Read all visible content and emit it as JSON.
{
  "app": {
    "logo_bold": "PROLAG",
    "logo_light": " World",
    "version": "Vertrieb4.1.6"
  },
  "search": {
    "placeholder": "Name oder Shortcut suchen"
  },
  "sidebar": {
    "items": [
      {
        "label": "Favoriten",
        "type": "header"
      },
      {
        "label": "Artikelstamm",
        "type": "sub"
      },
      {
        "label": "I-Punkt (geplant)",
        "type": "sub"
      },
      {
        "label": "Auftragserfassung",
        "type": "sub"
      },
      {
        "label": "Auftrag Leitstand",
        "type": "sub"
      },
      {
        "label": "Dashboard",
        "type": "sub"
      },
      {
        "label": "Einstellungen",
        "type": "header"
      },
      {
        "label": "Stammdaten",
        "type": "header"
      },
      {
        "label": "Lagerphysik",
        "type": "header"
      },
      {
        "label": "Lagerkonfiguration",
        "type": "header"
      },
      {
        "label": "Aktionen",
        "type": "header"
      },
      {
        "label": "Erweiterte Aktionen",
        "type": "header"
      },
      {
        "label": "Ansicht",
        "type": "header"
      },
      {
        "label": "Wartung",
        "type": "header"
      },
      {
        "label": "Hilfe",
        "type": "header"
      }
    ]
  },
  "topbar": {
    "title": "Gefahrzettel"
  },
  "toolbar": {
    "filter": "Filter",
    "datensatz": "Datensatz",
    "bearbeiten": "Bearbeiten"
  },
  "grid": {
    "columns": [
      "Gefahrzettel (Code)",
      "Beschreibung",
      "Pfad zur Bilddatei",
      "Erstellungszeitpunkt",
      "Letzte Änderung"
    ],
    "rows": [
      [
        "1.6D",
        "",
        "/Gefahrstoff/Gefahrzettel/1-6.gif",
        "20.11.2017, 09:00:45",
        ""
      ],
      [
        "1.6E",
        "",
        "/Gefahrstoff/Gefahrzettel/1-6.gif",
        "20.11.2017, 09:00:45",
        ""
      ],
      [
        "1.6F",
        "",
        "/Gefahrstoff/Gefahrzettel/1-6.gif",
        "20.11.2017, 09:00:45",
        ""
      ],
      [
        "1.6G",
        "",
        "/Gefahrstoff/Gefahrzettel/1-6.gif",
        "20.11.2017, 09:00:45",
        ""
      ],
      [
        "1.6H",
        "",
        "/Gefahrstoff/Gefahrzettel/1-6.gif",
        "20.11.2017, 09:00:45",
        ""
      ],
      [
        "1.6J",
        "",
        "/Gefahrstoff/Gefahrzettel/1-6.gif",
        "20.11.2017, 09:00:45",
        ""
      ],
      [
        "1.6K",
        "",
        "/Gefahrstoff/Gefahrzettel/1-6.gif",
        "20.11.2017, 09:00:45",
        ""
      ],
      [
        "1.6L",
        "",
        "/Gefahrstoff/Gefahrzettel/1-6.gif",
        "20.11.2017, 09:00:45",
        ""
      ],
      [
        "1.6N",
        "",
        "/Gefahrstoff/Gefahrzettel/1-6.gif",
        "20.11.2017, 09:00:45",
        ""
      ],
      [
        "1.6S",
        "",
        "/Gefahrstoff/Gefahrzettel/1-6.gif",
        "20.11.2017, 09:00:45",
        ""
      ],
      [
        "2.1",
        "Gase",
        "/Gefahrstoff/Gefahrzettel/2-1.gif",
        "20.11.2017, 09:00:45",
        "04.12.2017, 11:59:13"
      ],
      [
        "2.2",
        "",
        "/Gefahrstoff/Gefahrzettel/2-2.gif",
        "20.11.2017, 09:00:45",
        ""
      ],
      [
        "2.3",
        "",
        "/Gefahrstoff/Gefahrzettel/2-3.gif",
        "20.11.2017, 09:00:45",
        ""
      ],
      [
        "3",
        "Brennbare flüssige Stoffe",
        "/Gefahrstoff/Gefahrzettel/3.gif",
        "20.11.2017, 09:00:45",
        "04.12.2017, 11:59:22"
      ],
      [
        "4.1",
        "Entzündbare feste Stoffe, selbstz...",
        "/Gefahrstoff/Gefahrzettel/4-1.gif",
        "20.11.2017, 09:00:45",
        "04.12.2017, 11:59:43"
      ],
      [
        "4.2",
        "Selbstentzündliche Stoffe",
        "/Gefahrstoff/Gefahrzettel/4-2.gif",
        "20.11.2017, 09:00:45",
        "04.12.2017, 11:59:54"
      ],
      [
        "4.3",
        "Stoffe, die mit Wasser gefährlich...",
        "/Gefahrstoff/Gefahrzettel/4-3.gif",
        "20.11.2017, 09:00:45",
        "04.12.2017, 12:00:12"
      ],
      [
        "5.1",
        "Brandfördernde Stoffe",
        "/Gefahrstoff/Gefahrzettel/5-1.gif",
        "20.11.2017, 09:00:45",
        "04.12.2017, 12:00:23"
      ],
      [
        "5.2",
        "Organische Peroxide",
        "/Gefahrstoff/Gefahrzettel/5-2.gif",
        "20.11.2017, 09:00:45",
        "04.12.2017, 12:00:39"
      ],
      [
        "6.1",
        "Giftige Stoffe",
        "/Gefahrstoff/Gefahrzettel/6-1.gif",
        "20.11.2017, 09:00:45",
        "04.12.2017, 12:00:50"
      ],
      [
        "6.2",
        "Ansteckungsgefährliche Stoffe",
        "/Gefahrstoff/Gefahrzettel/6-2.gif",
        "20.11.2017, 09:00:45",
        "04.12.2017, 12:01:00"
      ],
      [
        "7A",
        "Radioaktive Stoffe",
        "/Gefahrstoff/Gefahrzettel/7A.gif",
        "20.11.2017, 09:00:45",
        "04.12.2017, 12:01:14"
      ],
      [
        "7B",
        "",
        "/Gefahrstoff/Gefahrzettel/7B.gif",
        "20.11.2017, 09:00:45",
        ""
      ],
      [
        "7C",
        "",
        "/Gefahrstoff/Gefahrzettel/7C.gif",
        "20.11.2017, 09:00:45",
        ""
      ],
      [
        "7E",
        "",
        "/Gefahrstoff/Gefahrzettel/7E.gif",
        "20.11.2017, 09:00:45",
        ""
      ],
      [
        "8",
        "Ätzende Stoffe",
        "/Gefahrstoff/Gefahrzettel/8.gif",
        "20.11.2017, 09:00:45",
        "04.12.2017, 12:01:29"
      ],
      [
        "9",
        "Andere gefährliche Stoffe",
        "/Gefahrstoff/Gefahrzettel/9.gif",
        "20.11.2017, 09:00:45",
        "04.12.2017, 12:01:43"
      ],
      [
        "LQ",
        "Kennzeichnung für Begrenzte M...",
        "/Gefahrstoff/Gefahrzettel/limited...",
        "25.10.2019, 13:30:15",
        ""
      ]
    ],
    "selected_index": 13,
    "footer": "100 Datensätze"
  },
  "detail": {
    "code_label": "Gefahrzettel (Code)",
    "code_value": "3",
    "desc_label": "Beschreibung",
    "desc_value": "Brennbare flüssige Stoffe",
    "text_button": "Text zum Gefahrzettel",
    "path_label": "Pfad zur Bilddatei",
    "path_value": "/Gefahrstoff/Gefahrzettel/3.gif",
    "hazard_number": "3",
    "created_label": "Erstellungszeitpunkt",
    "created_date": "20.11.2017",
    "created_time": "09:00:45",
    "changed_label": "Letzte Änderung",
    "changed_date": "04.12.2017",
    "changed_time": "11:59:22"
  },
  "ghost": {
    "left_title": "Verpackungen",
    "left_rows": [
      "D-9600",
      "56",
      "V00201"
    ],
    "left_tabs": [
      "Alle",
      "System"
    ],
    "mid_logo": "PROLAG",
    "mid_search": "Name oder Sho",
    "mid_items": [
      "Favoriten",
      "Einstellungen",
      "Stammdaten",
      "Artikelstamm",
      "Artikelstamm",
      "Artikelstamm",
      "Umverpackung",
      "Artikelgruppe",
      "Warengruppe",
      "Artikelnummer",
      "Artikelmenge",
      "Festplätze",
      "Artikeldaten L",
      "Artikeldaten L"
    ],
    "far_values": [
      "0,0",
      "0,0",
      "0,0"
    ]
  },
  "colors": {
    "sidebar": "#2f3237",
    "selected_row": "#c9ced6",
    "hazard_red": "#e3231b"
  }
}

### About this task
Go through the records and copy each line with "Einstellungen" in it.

### Written solution
        "label": "Einstellungen",
      "Einstellungen",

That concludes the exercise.